|Version 5 (modified by jbronn, 7 years ago) (diff)|
This section explores the details of the GeoDjango Model API. Throughout this section, we'll be using the following geographic model of a Zip code as our example:
from django.contrib.gis.db import models class Zip(models.Model): code = models.CharField(maxlength=5) poly = models.PolygonField() objects = models.GeoManager()
The following geometry-enabled fields are available:
Each of these fields correspond with OpenGIS Simple Features.
In addition to the regular field options available for Django models, Geographic-enabled models have the following additional options:
- Sets the SRID (Spatial Reference System Identity) of geometry to the given value. Defaults to 4326 (WGS84). See Open GIS Consortium, Inc., OpenGIS Simple Feature Specification For SQL, Document 99-049 (May 5, 1999), at Ch. 2.3.8 (Geometry Values and Spatial Reference Systems, pg. 39).
- Defaults to True. Creates a GiST index for the given geometry.

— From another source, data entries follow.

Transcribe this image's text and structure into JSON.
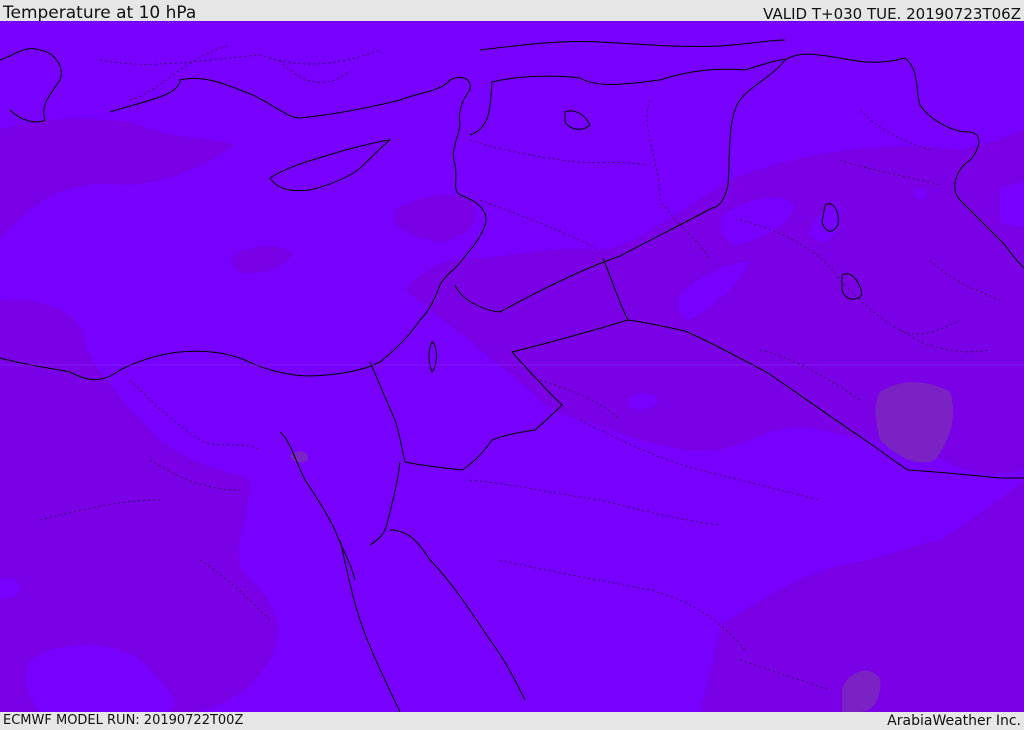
{
  "header": {
    "title": "Temperature at 10 hPa",
    "valid_time": "VALID T+030 TUE. 20190723T06Z"
  },
  "footer": {
    "model_run": "ECMWF MODEL RUN: 20190722T00Z",
    "credit": "ArabiaWeather Inc."
  },
  "colors": {
    "base_fill": "#7700ff",
    "warmer_band": "#7a00e6",
    "warmest_patch": "#7a22c4",
    "coastline": "#000000",
    "border": "#000000",
    "frame": "#e6e6e6"
  },
  "map": {
    "field": "temperature",
    "level": "10 hPa",
    "region": "Eastern Mediterranean and Middle East"
  }
}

Update the index with the PostgreSQL command VACUUM ANALYZE (may take a while to execute depending on how large your geographic-enabled tables are). Please note that this is different from the db_index field option since geographic indexes are created in a different manner than regular indexes.
In order to conduct geographic queries, each geographic model requires GeoManager. This manager allows for the proper SQL construction for geographic queries; thus, without it, all geographic filters will fail. It should also be noted that a GeoManager will be required even if the model does not have a geographic field itself, i.e.,in the case of a ForeignKey to a geographic model. For example, if we had an Address model with a ForeignKey to our Zip geographic model:
from django.contrib.gis.db import models class Address(models.Model): num = models.IntegerField() street = models.CharField(maxlength=100) city = models.CharField(maxlength=100) state = models.USStateField() zip = models.ForeignKey(Zip) objects = models.GeoManager()
The geographic manager is needed to do spatial queries on related Zip objects, for example:
>>> qs = Address.objects.filter(zip__poly__contains='POINT(-104.590948 38.319914)')
Update: The GeoMixin is no longer necessary for geographic models as of r6467. The mixin used to provide extra instance methods (discussed in the database api docs) for geographic models without subclassing (aka ModelInheritance) -- which is not yet functional in Django.